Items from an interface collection
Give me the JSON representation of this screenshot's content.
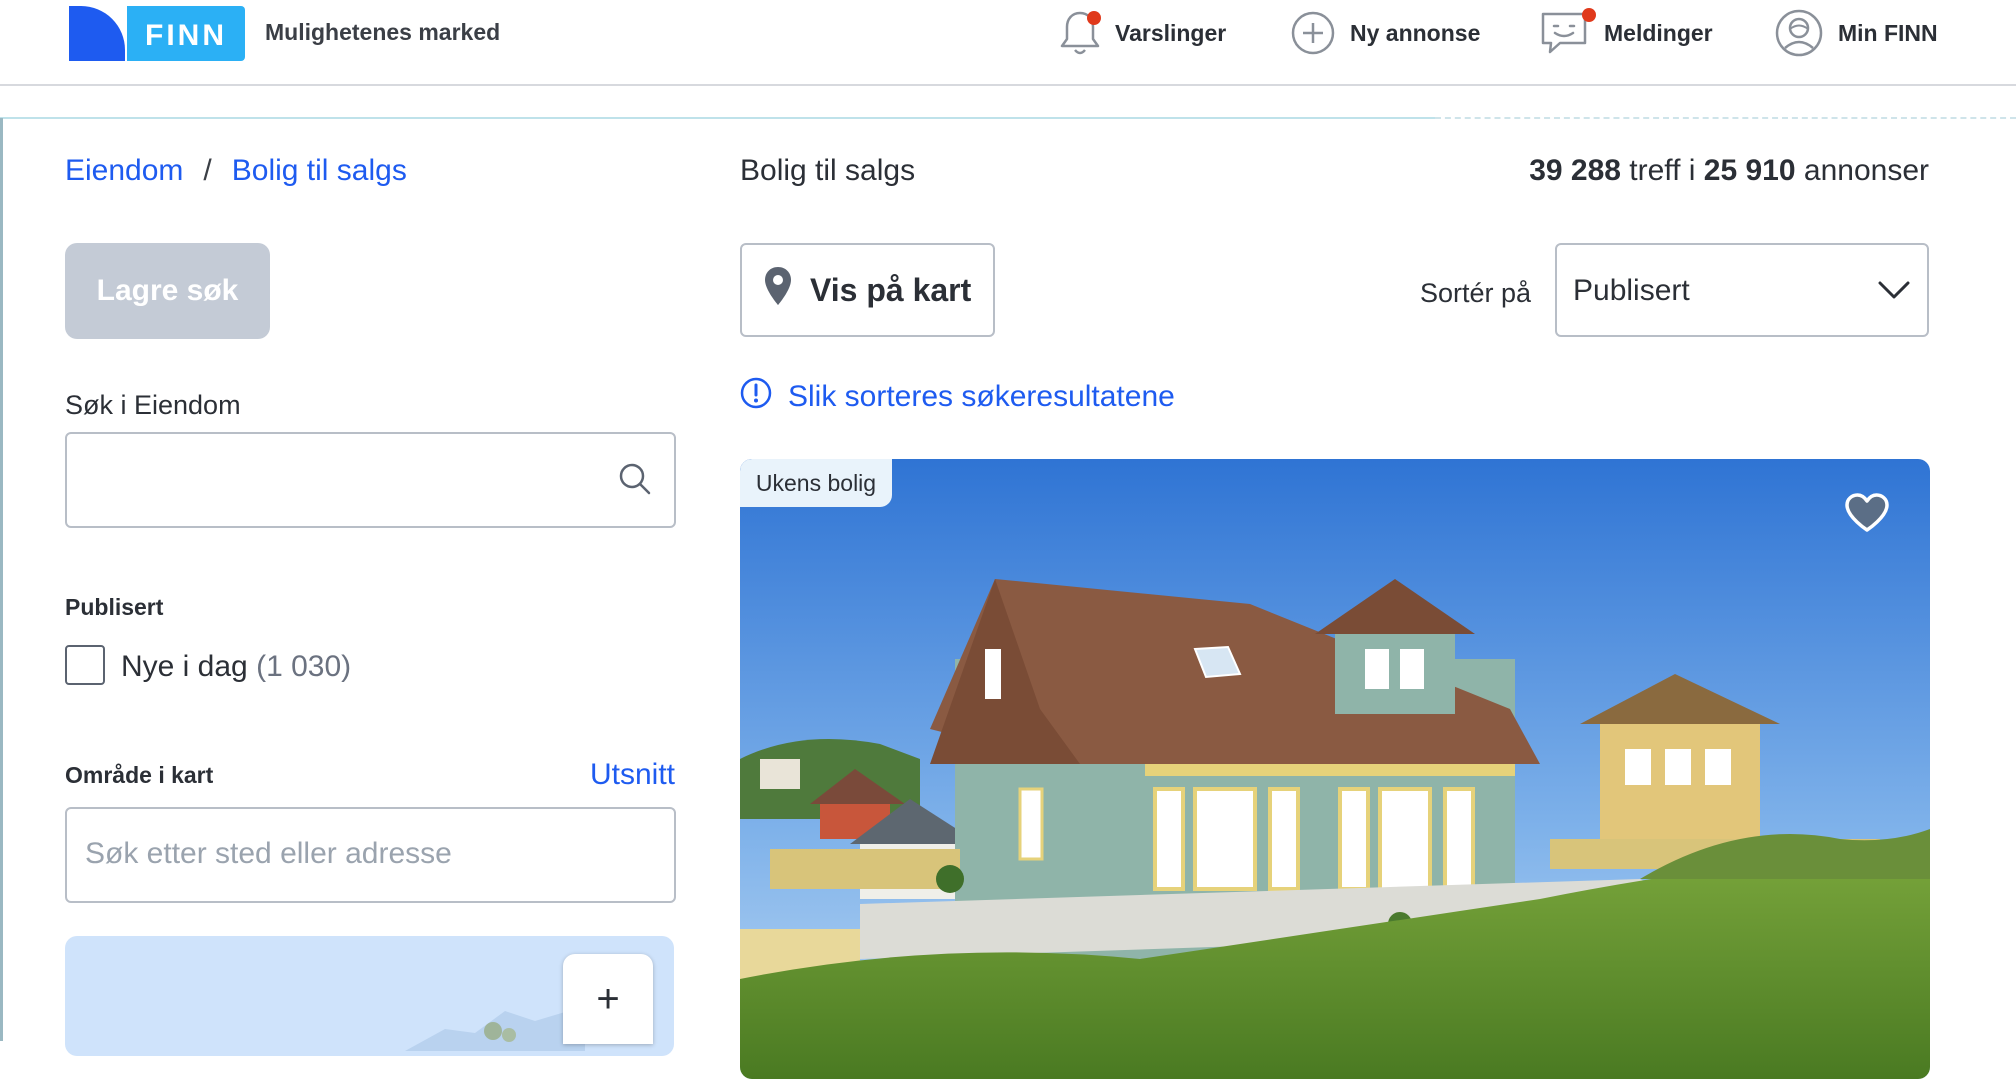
{
  "header": {
    "logo_text": "FINN",
    "slogan": "Mulighetenes marked",
    "nav": [
      {
        "label": "Varslinger",
        "icon": "bell-icon"
      },
      {
        "label": "Ny annonse",
        "icon": "plus-circle-icon"
      },
      {
        "label": "Meldinger",
        "icon": "chat-icon"
      },
      {
        "label": "Min FINN",
        "icon": "user-icon"
      }
    ]
  },
  "sidebar": {
    "breadcrumb": [
      "Eiendom",
      "Bolig til salgs"
    ],
    "breadcrumb_separator": "/",
    "save_search_label": "Lagre søk",
    "search_label": "Søk i Eiendom",
    "search_value": "",
    "published_label": "Publisert",
    "new_today_label": "Nye i dag",
    "new_today_count": "(1 030)",
    "area_label": "Område i kart",
    "area_link": "Utsnitt",
    "area_placeholder": "Søk etter sted eller adresse",
    "zoom_in_label": "+"
  },
  "main": {
    "title": "Bolig til salgs",
    "hits_count": "39 288",
    "hits_word": "treff i",
    "ads_count": "25 910",
    "ads_word": "annonser",
    "map_button_label": "Vis på kart",
    "sort_label": "Sortér på",
    "sort_value": "Publisert",
    "info_link": "Slik sorteres søkeresultatene"
  },
  "card": {
    "badge": "Ukens bolig"
  },
  "colors": {
    "brand_blue": "#1e5bf0",
    "logo_light_blue": "#2bb0f5",
    "notification_red": "#e0391b",
    "disabled_button": "#c4cbd6"
  }
}
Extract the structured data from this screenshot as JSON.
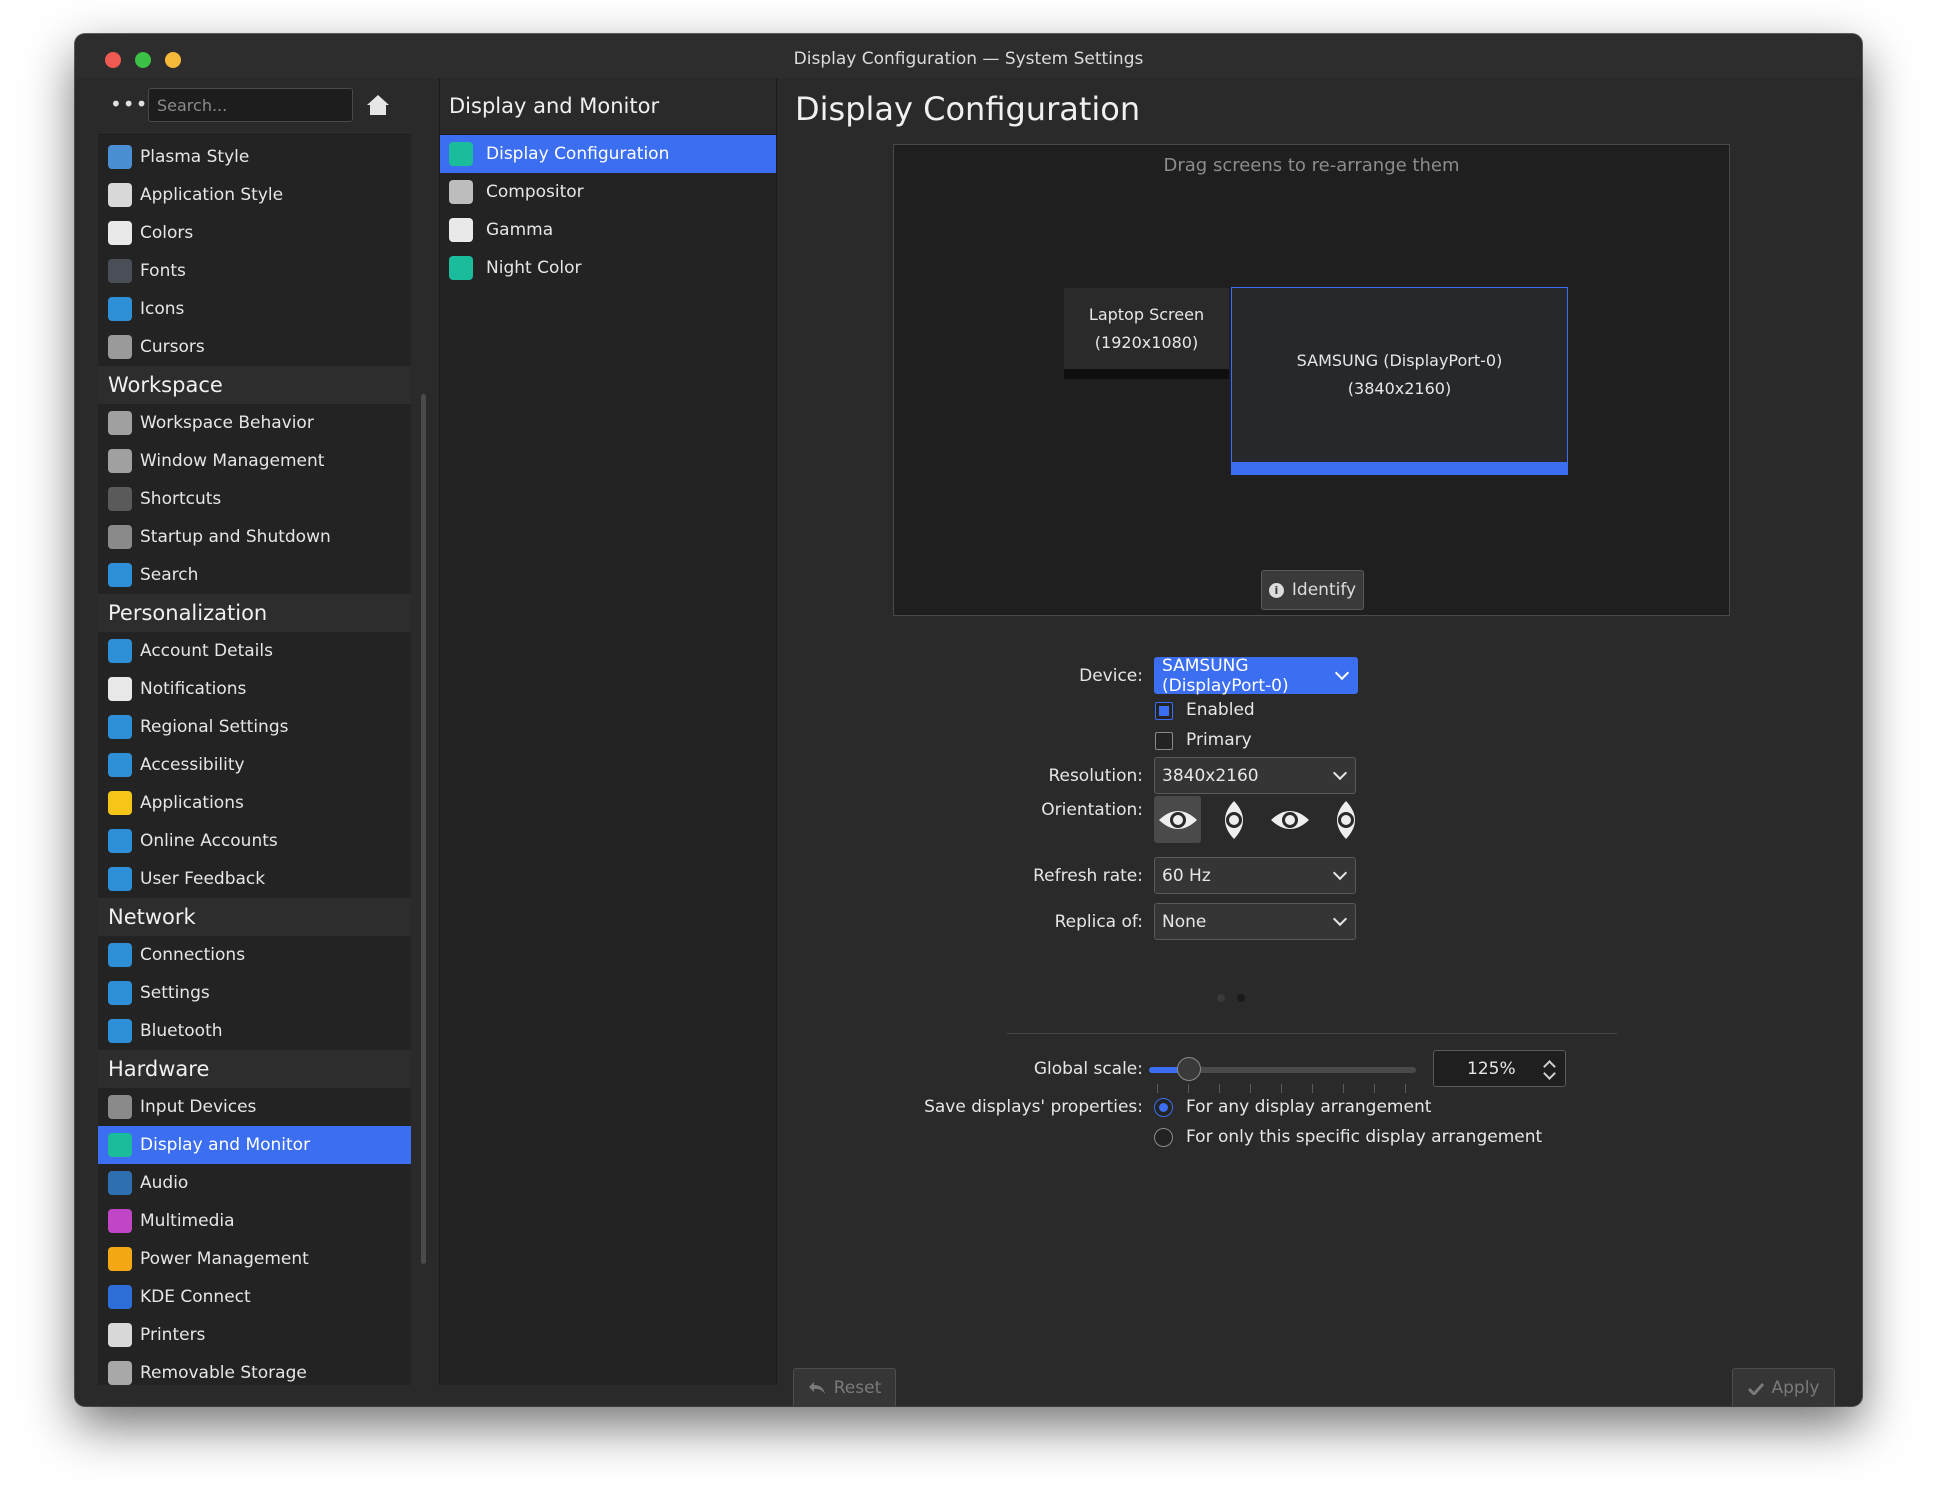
{
  "window": {
    "title": "Display Configuration — System Settings"
  },
  "sidebar": {
    "search_placeholder": "Search...",
    "items": [
      {
        "type": "item",
        "label": "Plasma Style",
        "icon": "plasma-style-icon",
        "color": "#4a8fd4"
      },
      {
        "type": "item",
        "label": "Application Style",
        "icon": "application-style-icon",
        "color": "#d8d8d8"
      },
      {
        "type": "item",
        "label": "Colors",
        "icon": "colors-icon",
        "color": "#e9e9e9"
      },
      {
        "type": "item",
        "label": "Fonts",
        "icon": "fonts-icon",
        "color": "#4a4f57"
      },
      {
        "type": "item",
        "label": "Icons",
        "icon": "icons-icon",
        "color": "#2d8fd6"
      },
      {
        "type": "item",
        "label": "Cursors",
        "icon": "cursors-icon",
        "color": "#9a9a9a"
      },
      {
        "type": "header",
        "label": "Workspace"
      },
      {
        "type": "item",
        "label": "Workspace Behavior",
        "icon": "workspace-behavior-icon",
        "color": "#a0a0a0"
      },
      {
        "type": "item",
        "label": "Window Management",
        "icon": "window-management-icon",
        "color": "#a0a0a0"
      },
      {
        "type": "item",
        "label": "Shortcuts",
        "icon": "shortcuts-icon",
        "color": "#5a5a5a"
      },
      {
        "type": "item",
        "label": "Startup and Shutdown",
        "icon": "startup-shutdown-icon",
        "color": "#8a8a8a"
      },
      {
        "type": "item",
        "label": "Search",
        "icon": "search-icon",
        "color": "#2d8fd6"
      },
      {
        "type": "header",
        "label": "Personalization"
      },
      {
        "type": "item",
        "label": "Account Details",
        "icon": "account-details-icon",
        "color": "#2d8fd6"
      },
      {
        "type": "item",
        "label": "Notifications",
        "icon": "notifications-icon",
        "color": "#e8e8e8"
      },
      {
        "type": "item",
        "label": "Regional Settings",
        "icon": "regional-settings-icon",
        "color": "#2d8fd6"
      },
      {
        "type": "item",
        "label": "Accessibility",
        "icon": "accessibility-icon",
        "color": "#2d8fd6"
      },
      {
        "type": "item",
        "label": "Applications",
        "icon": "applications-star-icon",
        "color": "#f5c518"
      },
      {
        "type": "item",
        "label": "Online Accounts",
        "icon": "online-accounts-icon",
        "color": "#2d8fd6"
      },
      {
        "type": "item",
        "label": "User Feedback",
        "icon": "user-feedback-icon",
        "color": "#2d8fd6"
      },
      {
        "type": "header",
        "label": "Network"
      },
      {
        "type": "item",
        "label": "Connections",
        "icon": "connections-icon",
        "color": "#2d8fd6"
      },
      {
        "type": "item",
        "label": "Settings",
        "icon": "network-settings-icon",
        "color": "#2d8fd6"
      },
      {
        "type": "item",
        "label": "Bluetooth",
        "icon": "bluetooth-icon",
        "color": "#2d8fd6"
      },
      {
        "type": "header",
        "label": "Hardware"
      },
      {
        "type": "item",
        "label": "Input Devices",
        "icon": "input-devices-icon",
        "color": "#8a8a8a"
      },
      {
        "type": "item",
        "label": "Display and Monitor",
        "icon": "display-monitor-icon",
        "color": "#1abc9c",
        "selected": true
      },
      {
        "type": "item",
        "label": "Audio",
        "icon": "audio-icon",
        "color": "#2d6fb0"
      },
      {
        "type": "item",
        "label": "Multimedia",
        "icon": "multimedia-icon",
        "color": "#c046c7"
      },
      {
        "type": "item",
        "label": "Power Management",
        "icon": "power-management-icon",
        "color": "#f3a712"
      },
      {
        "type": "item",
        "label": "KDE Connect",
        "icon": "kde-connect-icon",
        "color": "#2d6fd6"
      },
      {
        "type": "item",
        "label": "Printers",
        "icon": "printers-icon",
        "color": "#d8d8d8"
      },
      {
        "type": "item",
        "label": "Removable Storage",
        "icon": "removable-storage-icon",
        "color": "#a8a8a8"
      }
    ]
  },
  "middle": {
    "title": "Display and Monitor",
    "items": [
      {
        "label": "Display Configuration",
        "icon": "display-configuration-icon",
        "color": "#1abc9c",
        "selected": true
      },
      {
        "label": "Compositor",
        "icon": "compositor-icon",
        "color": "#bdbdbd"
      },
      {
        "label": "Gamma",
        "icon": "gamma-icon",
        "color": "#e9e9e9"
      },
      {
        "label": "Night Color",
        "icon": "night-color-icon",
        "color": "#1abc9c"
      }
    ]
  },
  "main": {
    "title": "Display Configuration",
    "arrange_hint": "Drag screens to re-arrange them",
    "screens": [
      {
        "name": "Laptop Screen",
        "res": "(1920x1080)"
      },
      {
        "name": "SAMSUNG (DisplayPort-0)",
        "res": "(3840x2160)"
      }
    ],
    "identify_label": "Identify",
    "device_label": "Device:",
    "device_value": "SAMSUNG (DisplayPort-0)",
    "enabled_label": "Enabled",
    "enabled": true,
    "primary_label": "Primary",
    "primary": false,
    "resolution_label": "Resolution:",
    "resolution_value": "3840x2160",
    "orientation_label": "Orientation:",
    "refresh_label": "Refresh rate:",
    "refresh_value": "60 Hz",
    "replica_label": "Replica of:",
    "replica_value": "None",
    "global_scale_label": "Global scale:",
    "global_scale_value": "125%",
    "global_scale_level": 0.15,
    "save_label": "Save displays' properties:",
    "save_option_any": "For any display arrangement",
    "save_option_specific": "For only this specific display arrangement",
    "reset_label": "Reset",
    "apply_label": "Apply"
  },
  "colors": {
    "accent": "#3b6ef0"
  }
}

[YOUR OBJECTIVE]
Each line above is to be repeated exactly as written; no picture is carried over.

[ANSWER TO THIS TASK]
Give me the JSON representation of this screenshot's content.
{
  "header": {
    "logo_text": "FINN",
    "slogan": "Mulighetenes marked",
    "nav": [
      {
        "label": "Varslinger",
        "icon": "bell-icon"
      },
      {
        "label": "Ny annonse",
        "icon": "plus-circle-icon"
      },
      {
        "label": "Meldinger",
        "icon": "chat-icon"
      },
      {
        "label": "Min FINN",
        "icon": "user-icon"
      }
    ]
  },
  "sidebar": {
    "breadcrumb": [
      "Eiendom",
      "Bolig til salgs"
    ],
    "breadcrumb_separator": "/",
    "save_search_label": "Lagre søk",
    "search_label": "Søk i Eiendom",
    "search_value": "",
    "published_label": "Publisert",
    "new_today_label": "Nye i dag",
    "new_today_count": "(1 030)",
    "area_label": "Område i kart",
    "area_link": "Utsnitt",
    "area_placeholder": "Søk etter sted eller adresse",
    "zoom_in_label": "+"
  },
  "main": {
    "title": "Bolig til salgs",
    "hits_count": "39 288",
    "hits_word": "treff i",
    "ads_count": "25 910",
    "ads_word": "annonser",
    "map_button_label": "Vis på kart",
    "sort_label": "Sortér på",
    "sort_value": "Publisert",
    "info_link": "Slik sorteres søkeresultatene"
  },
  "card": {
    "badge": "Ukens bolig"
  },
  "colors": {
    "brand_blue": "#1e5bf0",
    "logo_light_blue": "#2bb0f5",
    "notification_red": "#e0391b",
    "disabled_button": "#c4cbd6"
  }
}
Extract the structured data from this screenshot as JSON.
{
  "window": {
    "title": "Display Configuration — System Settings"
  },
  "sidebar": {
    "search_placeholder": "Search...",
    "items": [
      {
        "type": "item",
        "label": "Plasma Style",
        "icon": "plasma-style-icon",
        "color": "#4a8fd4"
      },
      {
        "type": "item",
        "label": "Application Style",
        "icon": "application-style-icon",
        "color": "#d8d8d8"
      },
      {
        "type": "item",
        "label": "Colors",
        "icon": "colors-icon",
        "color": "#e9e9e9"
      },
      {
        "type": "item",
        "label": "Fonts",
        "icon": "fonts-icon",
        "color": "#4a4f57"
      },
      {
        "type": "item",
        "label": "Icons",
        "icon": "icons-icon",
        "color": "#2d8fd6"
      },
      {
        "type": "item",
        "label": "Cursors",
        "icon": "cursors-icon",
        "color": "#9a9a9a"
      },
      {
        "type": "header",
        "label": "Workspace"
      },
      {
        "type": "item",
        "label": "Workspace Behavior",
        "icon": "workspace-behavior-icon",
        "color": "#a0a0a0"
      },
      {
        "type": "item",
        "label": "Window Management",
        "icon": "window-management-icon",
        "color": "#a0a0a0"
      },
      {
        "type": "item",
        "label": "Shortcuts",
        "icon": "shortcuts-icon",
        "color": "#5a5a5a"
      },
      {
        "type": "item",
        "label": "Startup and Shutdown",
        "icon": "startup-shutdown-icon",
        "color": "#8a8a8a"
      },
      {
        "type": "item",
        "label": "Search",
        "icon": "search-icon",
        "color": "#2d8fd6"
      },
      {
        "type": "header",
        "label": "Personalization"
      },
      {
        "type": "item",
        "label": "Account Details",
        "icon": "account-details-icon",
        "color": "#2d8fd6"
      },
      {
        "type": "item",
        "label": "Notifications",
        "icon": "notifications-icon",
        "color": "#e8e8e8"
      },
      {
        "type": "item",
        "label": "Regional Settings",
        "icon": "regional-settings-icon",
        "color": "#2d8fd6"
      },
      {
        "type": "item",
        "label": "Accessibility",
        "icon": "accessibility-icon",
        "color": "#2d8fd6"
      },
      {
        "type": "item",
        "label": "Applications",
        "icon": "applications-star-icon",
        "color": "#f5c518"
      },
      {
        "type": "item",
        "label": "Online Accounts",
        "icon": "online-accounts-icon",
        "color": "#2d8fd6"
      },
      {
        "type": "item",
        "label": "User Feedback",
        "icon": "user-feedback-icon",
        "color": "#2d8fd6"
      },
      {
        "type": "header",
        "label": "Network"
      },
      {
        "type": "item",
        "label": "Connections",
        "icon": "connections-icon",
        "color": "#2d8fd6"
      },
      {
        "type": "item",
        "label": "Settings",
        "icon": "network-settings-icon",
        "color": "#2d8fd6"
      },
      {
        "type": "item",
        "label": "Bluetooth",
        "icon": "bluetooth-icon",
        "color": "#2d8fd6"
      },
      {
        "type": "header",
        "label": "Hardware"
      },
      {
        "type": "item",
        "label": "Input Devices",
        "icon": "input-devices-icon",
        "color": "#8a8a8a"
      },
      {
        "type": "item",
        "label": "Display and Monitor",
        "icon": "display-monitor-icon",
        "color": "#1abc9c",
        "selected": true
      },
      {
        "type": "item",
        "label": "Audio",
        "icon": "audio-icon",
        "color": "#2d6fb0"
      },
      {
        "type": "item",
        "label": "Multimedia",
        "icon": "multimedia-icon",
        "color": "#c046c7"
      },
      {
        "type": "item",
        "label": "Power Management",
        "icon": "power-management-icon",
        "color": "#f3a712"
      },
      {
        "type": "item",
        "label": "KDE Connect",
        "icon": "kde-connect-icon",
        "color": "#2d6fd6"
      },
      {
        "type": "item",
        "label": "Printers",
        "icon": "printers-icon",
        "color": "#d8d8d8"
      },
      {
        "type": "item",
        "label": "Removable Storage",
        "icon": "removable-storage-icon",
        "color": "#a8a8a8"
      }
    ]
  },
  "middle": {
    "title": "Display and Monitor",
    "items": [
      {
        "label": "Display Configuration",
        "icon": "display-configuration-icon",
        "color": "#1abc9c",
        "selected": true
      },
      {
        "label": "Compositor",
        "icon": "compositor-icon",
        "color": "#bdbdbd"
      },
      {
        "label": "Gamma",
        "icon": "gamma-icon",
        "color": "#e9e9e9"
      },
      {
        "label": "Night Color",
        "icon": "night-color-icon",
        "color": "#1abc9c"
      }
    ]
  },
  "main": {
    "title": "Display Configuration",
    "arrange_hint": "Drag screens to re-arrange them",
    "screens": [
      {
        "name": "Laptop Screen",
        "res": "(1920x1080)"
      },
      {
        "name": "SAMSUNG (DisplayPort-0)",
        "res": "(3840x2160)"
      }
    ],
    "identify_label": "Identify",
    "device_label": "Device:",
    "device_value": "SAMSUNG (DisplayPort-0)",
    "enabled_label": "Enabled",
    "enabled": true,
    "primary_label": "Primary",
    "primary": false,
    "resolution_label": "Resolution:",
    "resolution_value": "3840x2160",
    "orientation_label": "Orientation:",
    "refresh_label": "Refresh rate:",
    "refresh_value": "60 Hz",
    "replica_label": "Replica of:",
    "replica_value": "None",
    "global_scale_label": "Global scale:",
    "global_scale_value": "125%",
    "global_scale_level": 0.15,
    "save_label": "Save displays' properties:",
    "save_option_any": "For any display arrangement",
    "save_option_specific": "For only this specific display arrangement",
    "reset_label": "Reset",
    "apply_label": "Apply"
  },
  "colors": {
    "accent": "#3b6ef0"
  }
}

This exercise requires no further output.